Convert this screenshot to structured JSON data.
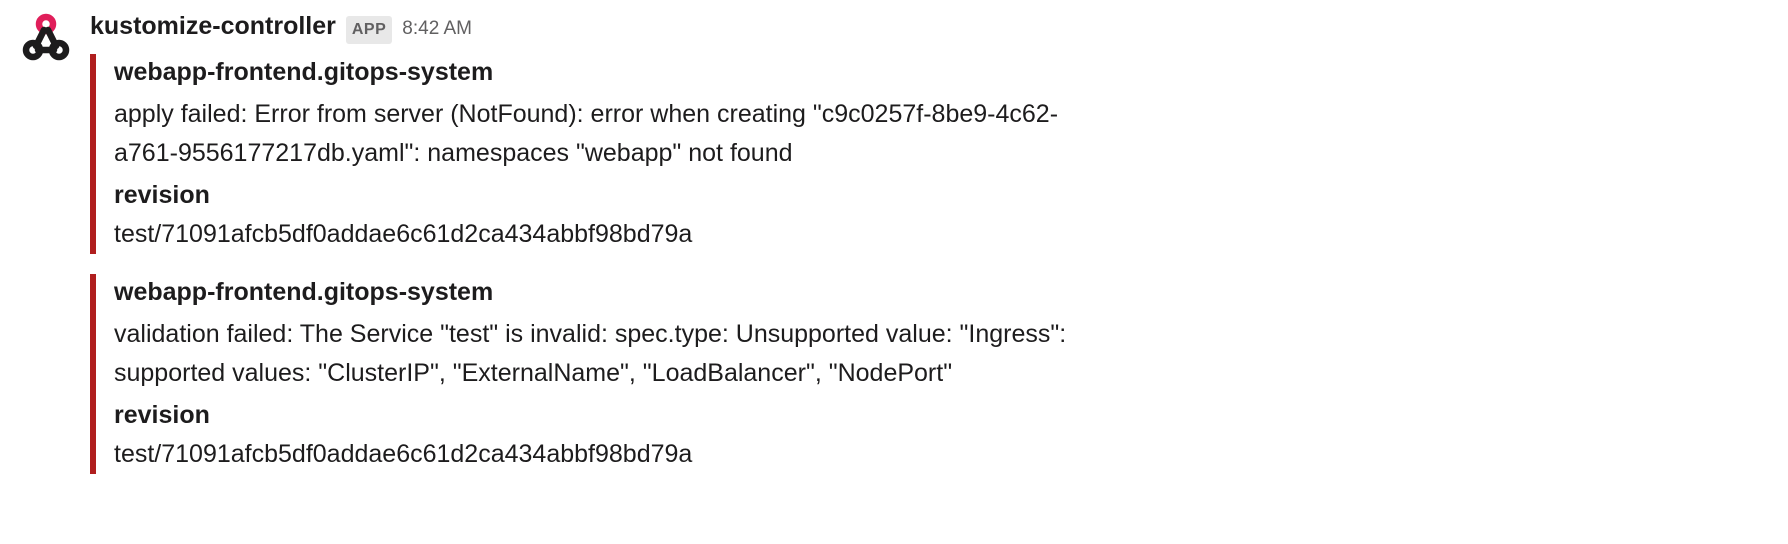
{
  "message": {
    "sender": "kustomize-controller",
    "badge": "APP",
    "timestamp": "8:42 AM"
  },
  "attachments": [
    {
      "title": "webapp-frontend.gitops-system",
      "body": "apply failed: Error from server (NotFound): error when creating \"c9c0257f-8be9-4c62-a761-9556177217db.yaml\": namespaces \"webapp\" not found",
      "field_label": "revision",
      "field_value": "test/71091afcb5df0addae6c61d2ca434abbf98bd79a"
    },
    {
      "title": "webapp-frontend.gitops-system",
      "body": "validation failed: The Service \"test\" is invalid: spec.type: Unsupported value: \"Ingress\": supported values: \"ClusterIP\", \"ExternalName\", \"LoadBalancer\", \"NodePort\"",
      "field_label": "revision",
      "field_value": "test/71091afcb5df0addae6c61d2ca434abbf98bd79a"
    }
  ],
  "colors": {
    "attachment_bar": "#b01e1e"
  }
}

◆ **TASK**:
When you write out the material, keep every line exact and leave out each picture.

◆ **EXERCISE ANSWER**:
Convert this screenshot to structured JSON data.
{
  "message": {
    "sender": "kustomize-controller",
    "badge": "APP",
    "timestamp": "8:42 AM"
  },
  "attachments": [
    {
      "title": "webapp-frontend.gitops-system",
      "body": "apply failed: Error from server (NotFound): error when creating \"c9c0257f-8be9-4c62-a761-9556177217db.yaml\": namespaces \"webapp\" not found",
      "field_label": "revision",
      "field_value": "test/71091afcb5df0addae6c61d2ca434abbf98bd79a"
    },
    {
      "title": "webapp-frontend.gitops-system",
      "body": "validation failed: The Service \"test\" is invalid: spec.type: Unsupported value: \"Ingress\": supported values: \"ClusterIP\", \"ExternalName\", \"LoadBalancer\", \"NodePort\"",
      "field_label": "revision",
      "field_value": "test/71091afcb5df0addae6c61d2ca434abbf98bd79a"
    }
  ],
  "colors": {
    "attachment_bar": "#b01e1e"
  }
}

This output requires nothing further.